Raine lurched up in bed. Long slits of light blurred his vision, smeared it, but a dark shape leaned against the wall.
“Morning, sunshine.” Keir’s rumbling voice quaked through Raine’s temples.
But that didn’t make sense.
He shook his head. Shielding his eyes, he watched the figure straighten, walk over to his vanity. Keir sifted through empty liquor bottles, crushed cigarette packs, dirty plates, old bills. Not bothering to mask his disgust, he turned. “I’ve been waiting.”
“So nice to see you.”
Keir’s gaze remained unrelenting, staring straight into Raine’s eyes. Voice heavy and seething, he asked, “What happened last night?”
“I fucked up.”
“Aon cac. I know. I’m asking you what happened.”
Raine took a deep breath. “They recognized me and lashed out before I could get a word in edgewise.”
“You do realize we don’t send you out there for your communication skills.”
“Mac an donais.”
When Keir spoke again, his voice came smooth and measured, “Now what are we going to do about this problem?”
Raine let out a pent up breath. “Well, they know we’re looking for them.” He paused, then ventured, “Do you think it’s wise to put me on this? Everyone knows me. I can’t pass a beggar or a five year old without being recognized.”
Keir shrugged, his face betraying no emotion. “It’s a problem, but you’ve managed before.” He tilted his head. “Tell me how you’ll do it now.”
Raine hadn’t considered how he’d continue. He’d hoped Keir would see reason and take him off it. He found himself speaking with confidence.
“I got some information from the bartender. They seem to be on a nightly rotation of bars but spend most of their time at the Carnivorous Flamingo.”
“Then what?” Keir pushed.
“Grab one of them, maybe both. Bring ‘em to you. Then my hands are clean.” A grin played at the corners of his torn lips.
Keir smirked without amusement. “Interesting plan.” He nodded, then said, “Here’s what you’re going to do: get cleaned up. You’ll be at the docks tonight. Make sure you’re presentable. We want you to be known. They’ll show up.”
“But what about—”
“You’re really going to take the word of some floozy you chatted up? You don’t get people like us sniffing around and let your stuff sit there. You get rid of it as quickly as possible.”
Keir walked toward the bedroom door. He flicked a button. Light flooded the room as the window slats opened all at once. “Clean this place up, boy. You’re better than this.”
Then Keir left.
Raine stared at the doorway. He listened for the slam of the front door, but Keir didn’t give him the satisfaction. His boss slipped out as quietly as he appeared. He couldn’t help but hope Keir had to deal with Feond, but he doubted Keir would suffer her oddities gladly. He shifted his legs off the edge of the bed, fought the screaming of his muscles, and tried to stand.
Raine stumbled forward, collapsing into his nightstand. It jerked, its contents shifting. A lamp crashed to the floor while a dirty glass sloshed, pitching off the edge.
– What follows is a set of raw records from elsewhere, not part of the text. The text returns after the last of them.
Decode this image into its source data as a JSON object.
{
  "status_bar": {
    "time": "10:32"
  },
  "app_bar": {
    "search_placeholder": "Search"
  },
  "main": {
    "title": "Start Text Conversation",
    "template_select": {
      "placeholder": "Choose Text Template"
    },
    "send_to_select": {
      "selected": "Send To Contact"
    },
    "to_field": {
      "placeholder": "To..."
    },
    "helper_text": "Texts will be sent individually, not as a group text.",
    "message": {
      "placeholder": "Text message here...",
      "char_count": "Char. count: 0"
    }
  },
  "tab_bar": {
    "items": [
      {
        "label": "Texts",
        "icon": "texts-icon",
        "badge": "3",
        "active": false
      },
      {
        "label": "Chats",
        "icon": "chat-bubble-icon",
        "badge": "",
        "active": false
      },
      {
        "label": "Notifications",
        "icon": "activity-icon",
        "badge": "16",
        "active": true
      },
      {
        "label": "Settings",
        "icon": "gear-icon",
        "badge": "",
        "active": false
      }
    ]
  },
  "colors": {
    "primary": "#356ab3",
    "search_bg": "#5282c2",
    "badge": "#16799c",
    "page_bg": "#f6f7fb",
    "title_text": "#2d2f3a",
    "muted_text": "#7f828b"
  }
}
He caught the glass. Watered down and useless whiskey splashed his hand then came to rest. His stomach lurched at the thought of drinking again. He swallowed hard, the tainted liquor plummeting down to his empty stomach. He breathed in twice, sharp, labored breaths, then plucked a crooked cigarette from an ashtray. He straightened, bones cracking.
Slipping into the bathroom, he flipped on the row of lights. A pop hit his ears, another light dead. Only two of the seven lights remained. He stared at his reflection, exhaling a puff of smoke. Though he’d spent half the evening drinking and nursing his wounds, it hadn’t helped much.
Reaching up, Raine tapped a finger along the reflection. Nothing. He banged his fist against its side.
The mirror flickered to life. After an agonizing minute, a collection of three silent displays loaded up. He swiped across and news reports flitted by, dissolved, transitioned to a blank screen, words filing onto the space. He made three more gestures, then music started to play through the speakers. The bittersweet strings of a cello filled the room.
Raine peeled the bandages from his fist. He grimaced, threw the wrappings away. He examined the beet red flesh, finding it complimented the rest of his wounds quite well.
He crossed to the shower as the music shifted to a high pitched squeal of twisted metal.
Spinning round, he smacked the glass once more.
The image flashed, the melancholy strings resumed.
“Piece of shit,” he muttered.
He turned the shower on, stripped down. The scalding water assaulted his body and found its way into cuts he hadn’t realized he’d had. His scalp hissed in agony as little bits of glass pelted the shower tile. He sucked in a sharp rush of smoke with the pain. He tapped the ash against the wall, careful to keep the cigarette from the water, as he rattled off excuses for his failure to the unresponsive tile.